(Dataset rows describing interfaces)
=-=-=
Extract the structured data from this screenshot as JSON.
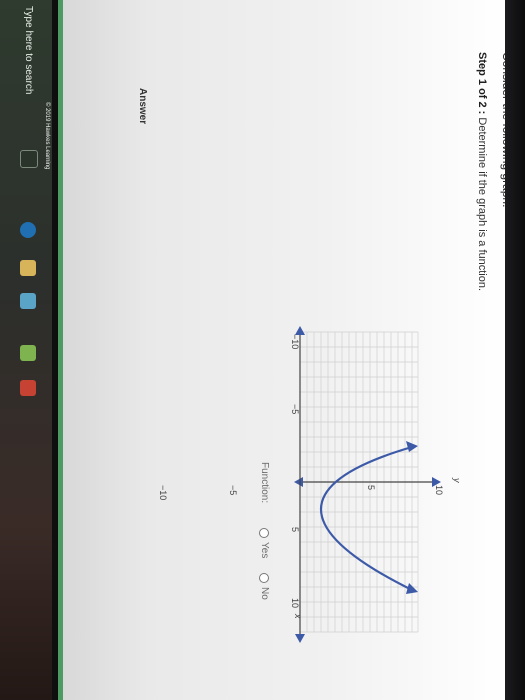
{
  "taskbar": {
    "search_text": "Type here to search"
  },
  "copyright": "© 2019 Hawkes Learning",
  "problem": {
    "title": "Consider the following graph.",
    "step_label": "Step 1 of 2 :",
    "step_text": " Determine if the graph is a function."
  },
  "graph": {
    "x_axis_label": "x",
    "y_axis_label": "y",
    "ticks": {
      "x_neg10": "−10",
      "x_neg5": "−5",
      "x_5": "5",
      "x_10": "10",
      "y_10": "10",
      "y_5": "5",
      "y_neg5": "−5",
      "y_neg10": "−10"
    },
    "curve_color": "#3d5aa8"
  },
  "answer": {
    "label": "Answer",
    "question": "Function:",
    "option_yes": "Yes",
    "option_no": "No"
  }
}
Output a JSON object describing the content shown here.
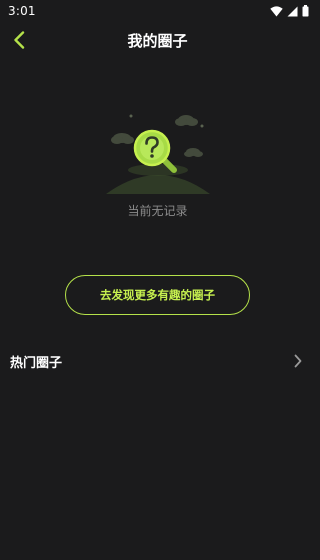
{
  "status_bar": {
    "time": "3:01",
    "icons": [
      "wifi-icon",
      "signal-icon",
      "battery-icon"
    ]
  },
  "header": {
    "back_icon": "chevron-left-icon",
    "title": "我的圈子"
  },
  "empty_state": {
    "illustration": "magnifier-question-icon",
    "text": "当前无记录"
  },
  "discover_button": {
    "label": "去发现更多有趣的圈子"
  },
  "hot_section": {
    "label": "热门圈子",
    "chevron_icon": "chevron-right-icon"
  },
  "colors": {
    "background": "#1b1b1c",
    "accent": "#b5e24a",
    "accent_text": "#c6f04f",
    "muted_text": "#8c8c8c"
  }
}
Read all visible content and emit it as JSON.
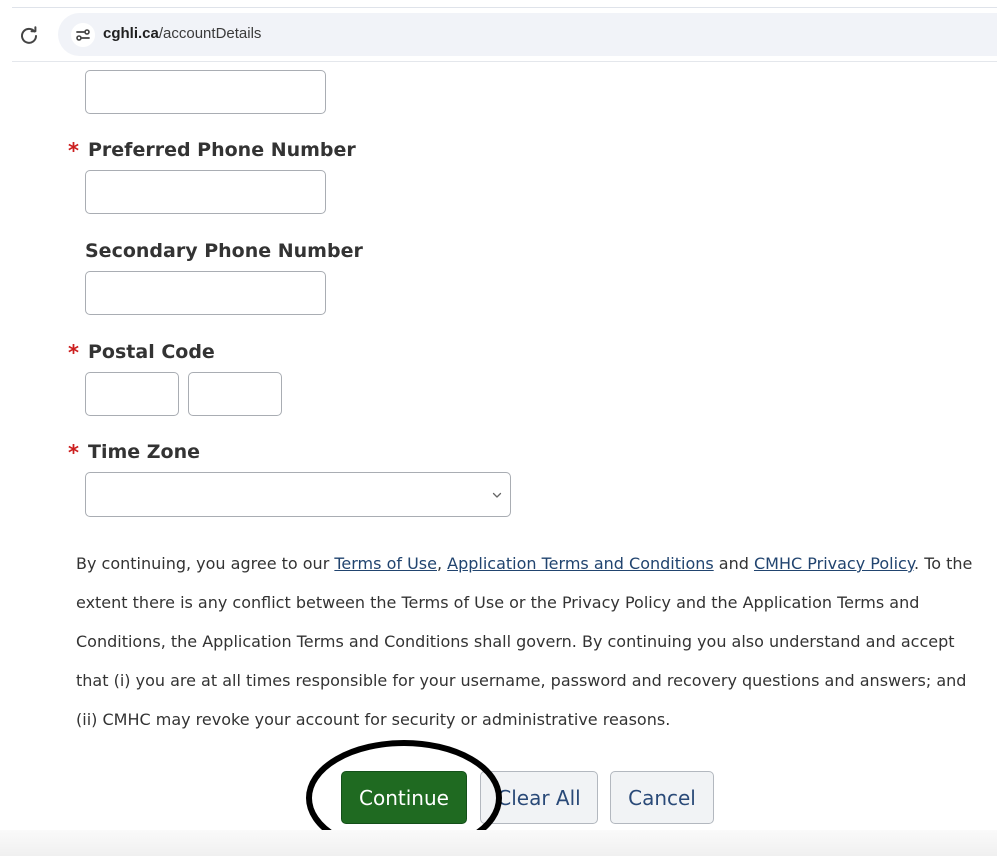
{
  "browser": {
    "url_host": "cghli.ca",
    "url_path": "/accountDetails"
  },
  "form": {
    "preferred_phone": {
      "label": "Preferred Phone Number",
      "required_mark": "*",
      "value": ""
    },
    "secondary_phone": {
      "label": "Secondary Phone Number",
      "value": ""
    },
    "postal_code": {
      "label": "Postal Code",
      "required_mark": "*",
      "part1": "",
      "part2": ""
    },
    "time_zone": {
      "label": "Time Zone",
      "required_mark": "*",
      "selected": ""
    }
  },
  "terms": {
    "intro": "By continuing, you agree to our ",
    "link_terms": "Terms of Use",
    "sep1": ", ",
    "link_app_terms": "Application Terms and Conditions",
    "sep2": " and ",
    "link_privacy": "CMHC Privacy Policy",
    "rest": ". To the extent there is any conflict between the Terms of Use or the Privacy Policy and the Application Terms and Conditions, the Application Terms and Conditions shall govern. By continuing you also understand and accept that (i) you are at all times responsible for your username, password and recovery questions and answers; and (ii) CMHC may revoke your account for security or administrative reasons."
  },
  "buttons": {
    "continue_label": "Continue",
    "clear_label": "Clear All",
    "cancel_label": "Cancel"
  },
  "colors": {
    "primary": "#1f6a21",
    "required": "#cc1f1f",
    "link": "#21446f"
  }
}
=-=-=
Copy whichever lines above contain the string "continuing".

    "intro": "By continuing, you agree to our ",
    "rest": ". To the extent there is any conflict between the Terms of Use or the Privacy Policy and the Application Terms and Conditions, the Application Terms and Conditions shall govern. By continuing you also understand and accept that (i) you are at all times responsible for your username, password and recovery questions and answers; and (ii) CMHC may revoke your account for security or administrative reasons."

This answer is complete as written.